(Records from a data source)
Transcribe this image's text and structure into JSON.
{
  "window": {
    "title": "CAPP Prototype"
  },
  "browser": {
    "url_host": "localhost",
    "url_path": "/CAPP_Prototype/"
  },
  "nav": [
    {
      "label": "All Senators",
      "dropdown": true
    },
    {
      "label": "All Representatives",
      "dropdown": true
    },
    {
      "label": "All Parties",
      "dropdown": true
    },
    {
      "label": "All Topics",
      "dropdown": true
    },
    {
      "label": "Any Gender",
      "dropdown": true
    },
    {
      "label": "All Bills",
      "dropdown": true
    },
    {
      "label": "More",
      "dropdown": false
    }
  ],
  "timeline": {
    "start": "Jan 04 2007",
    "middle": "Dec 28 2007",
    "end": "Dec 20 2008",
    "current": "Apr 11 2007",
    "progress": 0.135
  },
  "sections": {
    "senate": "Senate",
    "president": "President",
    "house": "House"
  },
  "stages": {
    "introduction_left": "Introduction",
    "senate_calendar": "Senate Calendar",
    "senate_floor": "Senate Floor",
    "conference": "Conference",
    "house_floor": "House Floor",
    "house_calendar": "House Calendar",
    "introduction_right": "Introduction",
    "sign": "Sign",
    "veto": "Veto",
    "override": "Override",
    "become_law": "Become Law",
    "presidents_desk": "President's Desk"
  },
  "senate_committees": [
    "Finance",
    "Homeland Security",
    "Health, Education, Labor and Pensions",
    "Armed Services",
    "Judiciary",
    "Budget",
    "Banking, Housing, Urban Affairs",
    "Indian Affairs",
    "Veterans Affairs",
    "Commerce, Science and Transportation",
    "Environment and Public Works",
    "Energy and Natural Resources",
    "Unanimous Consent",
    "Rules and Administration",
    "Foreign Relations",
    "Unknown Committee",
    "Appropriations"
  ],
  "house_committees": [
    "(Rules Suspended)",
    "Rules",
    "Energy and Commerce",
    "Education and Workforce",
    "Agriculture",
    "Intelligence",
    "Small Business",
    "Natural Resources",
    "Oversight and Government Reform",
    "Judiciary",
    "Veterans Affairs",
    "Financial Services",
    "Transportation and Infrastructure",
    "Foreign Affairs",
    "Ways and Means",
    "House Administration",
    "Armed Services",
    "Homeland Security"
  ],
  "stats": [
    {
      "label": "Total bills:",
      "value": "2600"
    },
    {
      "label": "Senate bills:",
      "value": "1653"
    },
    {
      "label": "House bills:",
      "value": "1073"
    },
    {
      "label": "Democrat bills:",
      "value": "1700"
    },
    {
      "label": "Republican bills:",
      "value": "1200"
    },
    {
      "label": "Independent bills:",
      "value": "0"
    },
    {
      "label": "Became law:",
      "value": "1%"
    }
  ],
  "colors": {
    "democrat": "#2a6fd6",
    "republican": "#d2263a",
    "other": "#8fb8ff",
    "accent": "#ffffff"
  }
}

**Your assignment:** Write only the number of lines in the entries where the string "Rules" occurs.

**Result below:** 3